● WORK ORDER: One line at a time, check the entries below for the word "index", and copy each line that has it.

Records from a data collection:
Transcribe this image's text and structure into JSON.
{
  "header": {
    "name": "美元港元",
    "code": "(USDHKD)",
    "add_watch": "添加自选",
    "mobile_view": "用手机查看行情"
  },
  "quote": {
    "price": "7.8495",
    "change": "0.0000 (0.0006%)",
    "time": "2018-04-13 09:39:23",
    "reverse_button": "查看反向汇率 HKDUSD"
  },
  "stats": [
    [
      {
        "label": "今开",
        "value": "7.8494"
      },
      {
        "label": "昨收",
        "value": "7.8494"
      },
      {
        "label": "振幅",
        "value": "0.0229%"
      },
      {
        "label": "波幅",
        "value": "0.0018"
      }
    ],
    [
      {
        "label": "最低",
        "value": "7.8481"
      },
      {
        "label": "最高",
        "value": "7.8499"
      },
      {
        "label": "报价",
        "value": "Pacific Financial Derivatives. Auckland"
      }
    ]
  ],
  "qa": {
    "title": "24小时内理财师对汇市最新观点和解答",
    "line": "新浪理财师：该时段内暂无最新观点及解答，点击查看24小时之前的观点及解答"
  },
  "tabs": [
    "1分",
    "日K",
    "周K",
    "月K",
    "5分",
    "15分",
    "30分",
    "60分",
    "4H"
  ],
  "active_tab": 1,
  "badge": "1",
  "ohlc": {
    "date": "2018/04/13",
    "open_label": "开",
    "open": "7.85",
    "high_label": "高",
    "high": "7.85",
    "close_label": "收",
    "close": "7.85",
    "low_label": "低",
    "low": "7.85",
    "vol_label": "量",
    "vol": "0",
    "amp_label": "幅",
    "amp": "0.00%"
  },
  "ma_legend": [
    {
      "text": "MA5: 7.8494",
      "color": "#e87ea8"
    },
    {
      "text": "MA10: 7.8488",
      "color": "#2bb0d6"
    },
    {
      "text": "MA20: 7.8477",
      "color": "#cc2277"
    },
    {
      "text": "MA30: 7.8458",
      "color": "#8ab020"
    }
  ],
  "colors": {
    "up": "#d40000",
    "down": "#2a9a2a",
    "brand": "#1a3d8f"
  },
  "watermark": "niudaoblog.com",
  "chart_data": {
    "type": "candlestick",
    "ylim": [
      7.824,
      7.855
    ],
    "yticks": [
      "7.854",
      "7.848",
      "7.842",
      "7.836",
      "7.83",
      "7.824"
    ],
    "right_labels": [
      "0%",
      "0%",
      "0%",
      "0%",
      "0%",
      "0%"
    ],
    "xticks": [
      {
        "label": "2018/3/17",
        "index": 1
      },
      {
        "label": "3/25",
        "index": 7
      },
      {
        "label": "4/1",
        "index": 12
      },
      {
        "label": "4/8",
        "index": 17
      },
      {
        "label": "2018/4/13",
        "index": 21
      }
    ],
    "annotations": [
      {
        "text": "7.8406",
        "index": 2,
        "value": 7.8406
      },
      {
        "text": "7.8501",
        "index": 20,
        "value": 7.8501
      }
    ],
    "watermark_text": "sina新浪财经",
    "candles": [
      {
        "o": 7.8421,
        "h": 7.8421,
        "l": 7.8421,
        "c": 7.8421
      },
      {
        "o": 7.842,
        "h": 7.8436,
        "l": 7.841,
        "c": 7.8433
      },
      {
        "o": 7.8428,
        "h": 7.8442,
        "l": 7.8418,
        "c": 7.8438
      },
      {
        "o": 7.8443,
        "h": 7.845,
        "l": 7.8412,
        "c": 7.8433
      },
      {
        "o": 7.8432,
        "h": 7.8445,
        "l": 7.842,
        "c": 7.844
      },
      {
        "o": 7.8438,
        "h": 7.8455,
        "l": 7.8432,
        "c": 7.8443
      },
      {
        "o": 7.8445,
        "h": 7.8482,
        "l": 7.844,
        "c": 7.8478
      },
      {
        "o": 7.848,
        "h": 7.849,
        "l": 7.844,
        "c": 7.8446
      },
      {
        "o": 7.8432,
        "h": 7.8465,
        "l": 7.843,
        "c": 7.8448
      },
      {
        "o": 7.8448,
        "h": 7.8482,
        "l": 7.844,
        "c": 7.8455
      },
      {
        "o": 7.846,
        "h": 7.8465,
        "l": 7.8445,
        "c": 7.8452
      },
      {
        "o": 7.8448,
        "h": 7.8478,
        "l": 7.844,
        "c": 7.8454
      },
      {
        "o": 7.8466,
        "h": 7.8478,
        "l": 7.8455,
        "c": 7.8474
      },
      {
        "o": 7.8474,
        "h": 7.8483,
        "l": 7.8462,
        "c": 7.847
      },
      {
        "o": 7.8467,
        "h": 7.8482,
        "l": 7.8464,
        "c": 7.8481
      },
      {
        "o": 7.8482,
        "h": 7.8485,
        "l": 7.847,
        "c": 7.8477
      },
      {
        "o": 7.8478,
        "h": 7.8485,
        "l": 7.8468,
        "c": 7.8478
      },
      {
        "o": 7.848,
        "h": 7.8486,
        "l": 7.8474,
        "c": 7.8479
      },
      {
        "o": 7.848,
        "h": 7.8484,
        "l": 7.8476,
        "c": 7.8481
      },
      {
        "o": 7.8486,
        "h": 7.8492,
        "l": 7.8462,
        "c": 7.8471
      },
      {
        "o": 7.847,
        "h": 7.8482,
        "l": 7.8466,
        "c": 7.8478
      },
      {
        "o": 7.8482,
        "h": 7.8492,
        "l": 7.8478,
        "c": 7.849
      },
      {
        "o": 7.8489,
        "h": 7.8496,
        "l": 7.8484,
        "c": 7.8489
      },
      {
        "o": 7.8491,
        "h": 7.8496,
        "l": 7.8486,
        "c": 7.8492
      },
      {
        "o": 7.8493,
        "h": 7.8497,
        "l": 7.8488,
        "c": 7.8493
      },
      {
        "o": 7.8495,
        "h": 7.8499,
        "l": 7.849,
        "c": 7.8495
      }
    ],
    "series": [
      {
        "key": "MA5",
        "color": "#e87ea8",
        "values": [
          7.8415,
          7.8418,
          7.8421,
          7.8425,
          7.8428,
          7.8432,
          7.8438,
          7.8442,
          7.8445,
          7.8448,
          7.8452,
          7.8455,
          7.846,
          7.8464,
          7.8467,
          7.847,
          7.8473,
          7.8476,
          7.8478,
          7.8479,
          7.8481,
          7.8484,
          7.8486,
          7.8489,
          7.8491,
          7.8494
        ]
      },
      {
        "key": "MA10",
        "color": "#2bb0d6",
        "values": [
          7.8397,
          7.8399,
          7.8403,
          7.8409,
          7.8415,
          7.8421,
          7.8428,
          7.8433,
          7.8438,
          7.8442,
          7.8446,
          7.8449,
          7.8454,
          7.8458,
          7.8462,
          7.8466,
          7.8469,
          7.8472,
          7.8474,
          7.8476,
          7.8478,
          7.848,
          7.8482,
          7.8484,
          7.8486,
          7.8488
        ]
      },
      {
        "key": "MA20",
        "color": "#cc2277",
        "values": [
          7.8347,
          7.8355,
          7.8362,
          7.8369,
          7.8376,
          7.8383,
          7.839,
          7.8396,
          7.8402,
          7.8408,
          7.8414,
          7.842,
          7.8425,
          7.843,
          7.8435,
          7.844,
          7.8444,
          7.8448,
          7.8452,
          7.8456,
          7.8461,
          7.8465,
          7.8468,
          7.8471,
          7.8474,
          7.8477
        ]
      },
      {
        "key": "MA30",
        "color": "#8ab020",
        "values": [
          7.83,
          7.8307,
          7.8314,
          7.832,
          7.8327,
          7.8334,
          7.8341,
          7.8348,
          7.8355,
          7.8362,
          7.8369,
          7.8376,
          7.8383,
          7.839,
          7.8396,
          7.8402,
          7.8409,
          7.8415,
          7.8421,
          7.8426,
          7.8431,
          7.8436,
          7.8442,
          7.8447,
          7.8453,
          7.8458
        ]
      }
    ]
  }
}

● RESPONSE AREA:
        "index": 1
        "index": 7
        "index": 12
        "index": 17
        "index": 21
        "index": 2,
        "index": 20,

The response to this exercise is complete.